Hierzu können wir gleich einen Aufruf starten. Wer hat noch Fotos von der Georg Schwarz Straße?
Weiss jemand näheres über die Geschichte über das Haus Nr. 14 in der Straße?
Wir wissen; es war ein Schlüsseladen, ein Blumenladen und ein Modegeschäft unter dieser Adresse ansässig.
We’ve reached a plateau with the paint removal from the front. No matter what, there are still traces of the old paint left on the facade.
Moving our attention to the sign, we figured out that the material above the doorway was the same as the sign, and would be easy to remove for inspection.
I’m not sure why I would expect the outside to be built any more sensibly than the inside, but I was still somewhat shocked when we took down this piece of what turned out to be plexiglass from above the doorway and about 5lbs. of brick fragments came bouncing out.
It is difficult to describe what it is you can see through the space, but simply put – I am amazed the whole facade hasn’t fallen off and landed in the street already.
All of this means that it is time to re-evaluate the options for creating signage and redesigning the exterior of the store.
Wir wollten wissen, was hinter der Wand liegt. nein, eigentlich wollten wir ein Stück Aussenfassade abmontieren, um Farbtests durchzuführen.

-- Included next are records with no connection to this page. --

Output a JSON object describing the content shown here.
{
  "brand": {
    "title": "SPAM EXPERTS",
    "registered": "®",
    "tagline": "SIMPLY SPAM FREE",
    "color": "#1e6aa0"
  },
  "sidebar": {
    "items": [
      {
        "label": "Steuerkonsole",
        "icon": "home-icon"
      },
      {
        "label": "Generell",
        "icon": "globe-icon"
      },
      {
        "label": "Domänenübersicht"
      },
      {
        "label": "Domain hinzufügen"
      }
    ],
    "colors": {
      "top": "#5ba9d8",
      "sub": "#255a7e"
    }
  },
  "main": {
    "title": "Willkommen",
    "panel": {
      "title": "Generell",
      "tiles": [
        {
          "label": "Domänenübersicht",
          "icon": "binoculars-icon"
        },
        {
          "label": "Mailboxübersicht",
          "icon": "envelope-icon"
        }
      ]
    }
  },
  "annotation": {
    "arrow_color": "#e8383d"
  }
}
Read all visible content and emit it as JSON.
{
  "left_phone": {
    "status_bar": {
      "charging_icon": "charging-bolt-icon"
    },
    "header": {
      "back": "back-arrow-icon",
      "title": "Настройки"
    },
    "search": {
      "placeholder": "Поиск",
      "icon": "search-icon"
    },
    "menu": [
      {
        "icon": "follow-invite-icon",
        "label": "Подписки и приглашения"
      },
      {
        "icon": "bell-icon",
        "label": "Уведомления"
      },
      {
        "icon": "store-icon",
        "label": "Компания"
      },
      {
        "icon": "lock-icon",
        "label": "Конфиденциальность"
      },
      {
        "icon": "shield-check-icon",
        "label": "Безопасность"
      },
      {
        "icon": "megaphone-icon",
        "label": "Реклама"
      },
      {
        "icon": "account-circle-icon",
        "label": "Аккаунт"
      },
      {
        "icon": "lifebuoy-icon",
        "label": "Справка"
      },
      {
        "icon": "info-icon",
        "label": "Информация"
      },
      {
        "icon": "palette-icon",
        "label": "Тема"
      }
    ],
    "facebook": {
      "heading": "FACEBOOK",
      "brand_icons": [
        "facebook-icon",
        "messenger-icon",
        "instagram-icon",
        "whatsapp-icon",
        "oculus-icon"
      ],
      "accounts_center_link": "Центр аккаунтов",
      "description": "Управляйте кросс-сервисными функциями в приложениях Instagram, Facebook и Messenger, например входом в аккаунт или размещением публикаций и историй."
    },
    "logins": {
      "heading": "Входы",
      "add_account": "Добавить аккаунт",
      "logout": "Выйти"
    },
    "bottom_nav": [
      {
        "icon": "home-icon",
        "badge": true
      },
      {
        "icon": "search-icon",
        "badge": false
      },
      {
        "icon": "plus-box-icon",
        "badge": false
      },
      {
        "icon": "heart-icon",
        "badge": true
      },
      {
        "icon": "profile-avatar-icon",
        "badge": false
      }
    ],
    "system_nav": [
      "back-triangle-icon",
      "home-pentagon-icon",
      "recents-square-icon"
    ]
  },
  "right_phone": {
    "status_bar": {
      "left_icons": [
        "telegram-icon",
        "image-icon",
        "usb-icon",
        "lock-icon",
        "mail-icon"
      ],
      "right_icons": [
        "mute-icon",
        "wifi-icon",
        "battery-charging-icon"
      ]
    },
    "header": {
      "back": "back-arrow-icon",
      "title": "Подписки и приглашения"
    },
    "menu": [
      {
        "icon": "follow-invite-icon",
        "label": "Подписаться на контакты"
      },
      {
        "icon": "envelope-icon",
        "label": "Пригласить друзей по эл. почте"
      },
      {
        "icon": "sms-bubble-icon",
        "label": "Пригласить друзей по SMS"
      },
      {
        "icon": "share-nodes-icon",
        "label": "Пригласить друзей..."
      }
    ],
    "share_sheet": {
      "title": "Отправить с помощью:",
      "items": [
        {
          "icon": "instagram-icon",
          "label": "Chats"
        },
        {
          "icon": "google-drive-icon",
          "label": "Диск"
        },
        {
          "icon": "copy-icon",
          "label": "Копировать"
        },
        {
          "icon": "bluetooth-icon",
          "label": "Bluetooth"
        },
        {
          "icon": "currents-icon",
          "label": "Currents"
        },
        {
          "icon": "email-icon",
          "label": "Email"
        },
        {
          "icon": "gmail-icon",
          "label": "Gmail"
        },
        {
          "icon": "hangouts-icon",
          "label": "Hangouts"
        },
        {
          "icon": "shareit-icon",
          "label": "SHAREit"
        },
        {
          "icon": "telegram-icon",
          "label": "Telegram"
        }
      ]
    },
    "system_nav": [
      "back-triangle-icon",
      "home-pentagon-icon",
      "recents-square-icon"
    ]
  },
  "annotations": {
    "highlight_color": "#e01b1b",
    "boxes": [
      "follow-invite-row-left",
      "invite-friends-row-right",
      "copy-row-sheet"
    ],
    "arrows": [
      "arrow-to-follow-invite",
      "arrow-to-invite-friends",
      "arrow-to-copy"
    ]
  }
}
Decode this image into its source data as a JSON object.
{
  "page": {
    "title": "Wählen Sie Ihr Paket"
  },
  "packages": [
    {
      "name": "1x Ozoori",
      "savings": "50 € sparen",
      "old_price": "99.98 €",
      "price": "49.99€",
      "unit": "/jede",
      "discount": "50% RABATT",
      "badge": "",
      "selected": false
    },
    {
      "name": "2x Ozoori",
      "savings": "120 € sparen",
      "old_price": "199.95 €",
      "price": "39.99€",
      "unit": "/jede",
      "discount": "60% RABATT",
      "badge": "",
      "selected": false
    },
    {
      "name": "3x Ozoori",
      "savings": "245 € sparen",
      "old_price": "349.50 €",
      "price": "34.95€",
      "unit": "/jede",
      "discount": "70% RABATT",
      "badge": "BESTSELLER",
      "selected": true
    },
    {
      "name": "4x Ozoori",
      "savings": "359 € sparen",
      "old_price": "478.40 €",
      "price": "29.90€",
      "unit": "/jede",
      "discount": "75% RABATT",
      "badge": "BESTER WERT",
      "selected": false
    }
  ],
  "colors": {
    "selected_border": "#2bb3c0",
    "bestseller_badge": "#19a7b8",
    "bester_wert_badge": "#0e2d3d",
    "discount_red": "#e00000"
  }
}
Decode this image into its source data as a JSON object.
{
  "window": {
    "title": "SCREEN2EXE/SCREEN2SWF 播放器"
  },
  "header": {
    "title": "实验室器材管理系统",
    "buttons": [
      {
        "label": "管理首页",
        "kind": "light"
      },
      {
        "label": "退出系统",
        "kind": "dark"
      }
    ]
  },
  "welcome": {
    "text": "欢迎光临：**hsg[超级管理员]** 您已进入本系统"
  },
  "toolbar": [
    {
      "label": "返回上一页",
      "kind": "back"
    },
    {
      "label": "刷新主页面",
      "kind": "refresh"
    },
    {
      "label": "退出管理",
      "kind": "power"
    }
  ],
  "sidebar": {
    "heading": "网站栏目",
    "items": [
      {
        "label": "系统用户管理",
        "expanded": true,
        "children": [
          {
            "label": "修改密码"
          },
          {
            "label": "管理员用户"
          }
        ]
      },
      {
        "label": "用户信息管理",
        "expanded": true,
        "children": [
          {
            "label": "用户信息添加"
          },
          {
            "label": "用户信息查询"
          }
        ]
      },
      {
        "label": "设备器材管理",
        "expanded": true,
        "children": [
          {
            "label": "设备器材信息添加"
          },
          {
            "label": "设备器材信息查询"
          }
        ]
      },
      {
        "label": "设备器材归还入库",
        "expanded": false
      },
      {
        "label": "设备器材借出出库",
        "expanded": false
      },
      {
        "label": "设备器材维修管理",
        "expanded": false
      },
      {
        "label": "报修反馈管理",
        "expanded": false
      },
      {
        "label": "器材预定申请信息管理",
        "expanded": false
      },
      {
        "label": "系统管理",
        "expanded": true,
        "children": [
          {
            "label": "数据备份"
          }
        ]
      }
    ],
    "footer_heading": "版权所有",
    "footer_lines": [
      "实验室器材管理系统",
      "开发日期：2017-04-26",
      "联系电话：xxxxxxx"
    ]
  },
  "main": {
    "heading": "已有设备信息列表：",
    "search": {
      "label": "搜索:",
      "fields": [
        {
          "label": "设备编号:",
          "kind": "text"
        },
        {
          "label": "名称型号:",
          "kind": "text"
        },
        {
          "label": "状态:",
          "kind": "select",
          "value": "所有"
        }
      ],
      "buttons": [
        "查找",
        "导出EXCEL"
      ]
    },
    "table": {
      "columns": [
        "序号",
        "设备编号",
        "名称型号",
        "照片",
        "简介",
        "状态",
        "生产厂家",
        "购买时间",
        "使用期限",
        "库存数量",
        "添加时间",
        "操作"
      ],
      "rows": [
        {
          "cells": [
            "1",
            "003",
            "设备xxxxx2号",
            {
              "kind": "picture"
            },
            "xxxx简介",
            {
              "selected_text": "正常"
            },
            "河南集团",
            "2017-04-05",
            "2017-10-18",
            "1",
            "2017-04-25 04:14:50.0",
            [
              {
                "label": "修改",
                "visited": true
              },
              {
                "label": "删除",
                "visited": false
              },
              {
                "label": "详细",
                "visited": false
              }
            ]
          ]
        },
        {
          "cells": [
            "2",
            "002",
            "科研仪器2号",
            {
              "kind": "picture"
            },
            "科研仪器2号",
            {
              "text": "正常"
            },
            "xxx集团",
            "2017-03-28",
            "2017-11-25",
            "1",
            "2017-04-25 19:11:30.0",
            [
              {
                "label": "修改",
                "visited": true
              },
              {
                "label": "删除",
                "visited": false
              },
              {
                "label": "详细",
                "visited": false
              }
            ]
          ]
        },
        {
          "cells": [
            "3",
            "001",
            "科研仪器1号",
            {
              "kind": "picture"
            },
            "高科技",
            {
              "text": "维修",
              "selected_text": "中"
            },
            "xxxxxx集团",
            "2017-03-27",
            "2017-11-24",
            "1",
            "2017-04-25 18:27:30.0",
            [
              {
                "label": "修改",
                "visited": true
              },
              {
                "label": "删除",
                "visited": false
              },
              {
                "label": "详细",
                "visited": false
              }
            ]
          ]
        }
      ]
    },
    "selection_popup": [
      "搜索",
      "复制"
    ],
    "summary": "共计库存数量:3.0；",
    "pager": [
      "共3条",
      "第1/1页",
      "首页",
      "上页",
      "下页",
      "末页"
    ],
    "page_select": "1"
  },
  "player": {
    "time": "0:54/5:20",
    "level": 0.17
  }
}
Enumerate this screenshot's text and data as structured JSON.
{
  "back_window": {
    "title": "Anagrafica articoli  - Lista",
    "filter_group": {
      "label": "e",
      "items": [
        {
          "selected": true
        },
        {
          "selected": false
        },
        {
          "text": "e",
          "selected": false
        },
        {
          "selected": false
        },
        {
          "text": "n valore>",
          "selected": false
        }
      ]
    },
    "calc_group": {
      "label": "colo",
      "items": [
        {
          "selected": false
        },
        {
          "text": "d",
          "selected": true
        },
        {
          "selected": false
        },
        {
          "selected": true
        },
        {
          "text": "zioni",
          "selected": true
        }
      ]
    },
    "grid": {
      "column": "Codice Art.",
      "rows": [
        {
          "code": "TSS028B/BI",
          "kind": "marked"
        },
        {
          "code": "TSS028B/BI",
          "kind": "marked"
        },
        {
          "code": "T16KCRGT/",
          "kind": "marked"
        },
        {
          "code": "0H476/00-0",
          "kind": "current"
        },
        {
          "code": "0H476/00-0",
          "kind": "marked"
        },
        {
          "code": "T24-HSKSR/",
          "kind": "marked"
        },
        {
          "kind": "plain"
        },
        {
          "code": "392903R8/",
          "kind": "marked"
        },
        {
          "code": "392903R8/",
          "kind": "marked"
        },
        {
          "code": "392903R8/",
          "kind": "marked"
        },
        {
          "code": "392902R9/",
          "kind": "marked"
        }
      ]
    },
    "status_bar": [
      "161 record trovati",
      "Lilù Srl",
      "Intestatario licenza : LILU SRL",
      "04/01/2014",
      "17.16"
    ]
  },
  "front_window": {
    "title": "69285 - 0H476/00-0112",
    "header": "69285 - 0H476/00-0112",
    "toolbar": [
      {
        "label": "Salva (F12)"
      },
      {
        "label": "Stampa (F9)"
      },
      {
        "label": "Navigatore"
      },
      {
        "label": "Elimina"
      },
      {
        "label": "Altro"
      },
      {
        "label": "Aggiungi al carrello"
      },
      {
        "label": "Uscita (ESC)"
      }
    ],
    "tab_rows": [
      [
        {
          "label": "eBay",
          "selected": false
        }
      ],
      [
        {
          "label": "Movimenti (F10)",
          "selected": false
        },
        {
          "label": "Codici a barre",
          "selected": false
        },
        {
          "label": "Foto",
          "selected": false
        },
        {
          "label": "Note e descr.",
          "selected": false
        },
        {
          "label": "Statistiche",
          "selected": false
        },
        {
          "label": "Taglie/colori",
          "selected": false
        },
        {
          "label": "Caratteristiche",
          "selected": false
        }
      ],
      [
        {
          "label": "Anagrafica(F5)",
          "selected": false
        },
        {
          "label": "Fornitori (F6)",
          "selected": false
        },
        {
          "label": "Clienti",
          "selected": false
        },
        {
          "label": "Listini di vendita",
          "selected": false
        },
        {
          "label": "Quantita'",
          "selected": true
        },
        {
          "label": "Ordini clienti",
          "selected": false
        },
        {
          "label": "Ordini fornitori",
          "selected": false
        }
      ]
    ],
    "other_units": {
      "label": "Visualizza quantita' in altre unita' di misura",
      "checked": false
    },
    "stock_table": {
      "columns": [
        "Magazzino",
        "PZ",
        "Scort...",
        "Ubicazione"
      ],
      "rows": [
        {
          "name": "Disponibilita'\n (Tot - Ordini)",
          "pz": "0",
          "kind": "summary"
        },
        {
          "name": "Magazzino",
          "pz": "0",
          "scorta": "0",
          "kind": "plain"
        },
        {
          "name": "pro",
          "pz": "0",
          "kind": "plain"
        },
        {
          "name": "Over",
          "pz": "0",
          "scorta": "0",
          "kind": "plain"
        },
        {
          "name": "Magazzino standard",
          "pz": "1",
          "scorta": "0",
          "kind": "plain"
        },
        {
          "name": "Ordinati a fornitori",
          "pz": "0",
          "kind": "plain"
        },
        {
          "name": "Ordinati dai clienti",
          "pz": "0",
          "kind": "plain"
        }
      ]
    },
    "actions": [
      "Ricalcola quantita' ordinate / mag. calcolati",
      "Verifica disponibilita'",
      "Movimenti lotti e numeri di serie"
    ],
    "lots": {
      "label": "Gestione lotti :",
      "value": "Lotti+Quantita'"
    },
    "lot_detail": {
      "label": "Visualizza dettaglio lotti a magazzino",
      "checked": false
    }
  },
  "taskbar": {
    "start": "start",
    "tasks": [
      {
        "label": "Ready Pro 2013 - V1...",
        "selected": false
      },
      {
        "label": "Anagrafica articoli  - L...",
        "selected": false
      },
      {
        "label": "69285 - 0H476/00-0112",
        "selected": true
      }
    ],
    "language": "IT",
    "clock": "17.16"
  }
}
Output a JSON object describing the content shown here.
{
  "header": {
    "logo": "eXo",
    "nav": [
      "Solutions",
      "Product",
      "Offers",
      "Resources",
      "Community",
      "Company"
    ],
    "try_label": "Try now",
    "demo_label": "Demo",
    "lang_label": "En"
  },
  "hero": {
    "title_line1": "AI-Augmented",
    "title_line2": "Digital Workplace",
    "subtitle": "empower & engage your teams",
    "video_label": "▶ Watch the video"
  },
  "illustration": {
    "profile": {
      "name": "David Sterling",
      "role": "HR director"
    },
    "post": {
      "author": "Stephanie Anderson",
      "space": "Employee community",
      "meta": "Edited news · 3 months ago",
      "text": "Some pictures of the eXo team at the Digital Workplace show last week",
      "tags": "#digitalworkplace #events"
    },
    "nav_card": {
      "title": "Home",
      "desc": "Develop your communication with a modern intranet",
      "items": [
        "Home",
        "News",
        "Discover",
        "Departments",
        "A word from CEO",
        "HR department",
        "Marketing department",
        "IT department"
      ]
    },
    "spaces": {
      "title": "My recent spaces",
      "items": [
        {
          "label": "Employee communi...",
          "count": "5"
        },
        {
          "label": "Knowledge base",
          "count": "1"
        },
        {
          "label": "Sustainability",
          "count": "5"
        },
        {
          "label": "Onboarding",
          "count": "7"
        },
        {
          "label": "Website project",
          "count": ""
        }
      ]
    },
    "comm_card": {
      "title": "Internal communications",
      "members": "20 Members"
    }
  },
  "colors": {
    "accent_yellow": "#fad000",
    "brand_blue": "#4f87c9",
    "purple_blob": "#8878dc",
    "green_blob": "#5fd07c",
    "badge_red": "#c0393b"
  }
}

Das Stück über der Eingangstür war gut erreichbar und schnell abgeschraubt. Nur was wir nicht ahnten, der darunter liegende Putz wollte auch ans Licht. Es gab einen lauten Knall. Es stiebte und eine Staubwolke umhüllte uns.
Vorsichtig entfernten wir den Rest an Geröll und machten erstmal wieder “sauber”. Es nimmt wieder Zeit in Anspruch, aber erstmal müssen die Vorbereitung für die Eröffnungsfeier erledigt werden.
Before this project, I don’t think I’ve ever cleaned an entire floor on hands and knees before. Now I can’t even count how many times we’ve done it in the vain hope of trying to get what is potentially 20 years of dirt out of these tiles. Today we finally found the solution – baking soda.
Only 300 square feet to go!
Luckily, the new volunteers started working today, too. Each tile is one square foot. This is close to the end – maybe only 50 square feet left.
There was the idea of painting the exterior plastic paneling, but once we started cleaning it in preparation, it seemed like we might be able to just remove the painted sunflowers. When it’s cleaned, the paneling it still an extremely bright white. I worry about creating too much temptation for the graffitists, though.
On Saturday I had hoped to assemble the furniture as well as clean inside the windows areas. I got the cleaning done, but the furniture turned out to be a two person job. It is at least in different locations in the store, though.
We also had our first “official” visitor. A woman who had read about the project in the Leipziger Volkszeitung brought by an old, mint-condition travel-typewriter. The typewriter itself actually comes from Bulgaria, but she bought it in East Germany for 410 Marks, according to the receipt.
I forgot to take a photo on Wednesday of the tile Peggy removed from the step. I am still trying to think of a good solution for this area. (One that doesn’t involve removing all of the old tile.)
(Zustatz 15.08.) Wir werden nächste Woche die Holzstufe abschleifen und farblos streichen. Das beste und vielleicht auch schönste, wäre die Fliesen komplett zu entfernen, da darunter ein alter Steinboden liegt. Aber das wäre zuviel Arbeit und sicher ist auch nicht ob der Steinboden in Ordnung ist. So werden wir am Ende der Fließen ein Leiste anbringen und nur die Holzstufe hervorheben.
Today the heater went back up on the wall, not without a little effort. Even though the drywall doesn’t extend out any farther than the paneling did, we had to move things around a little to get the valves on the heaters to line up with the pipes.
I also brought in the rest of the Fundbuero materials and archive today. Tuesday and Wednesday will be the final cleaning and hopefully some furniture arranging and then the store will be in at least an initially usable state.
On Wednesday I plan to post the big “unveiling” photos, so check back then.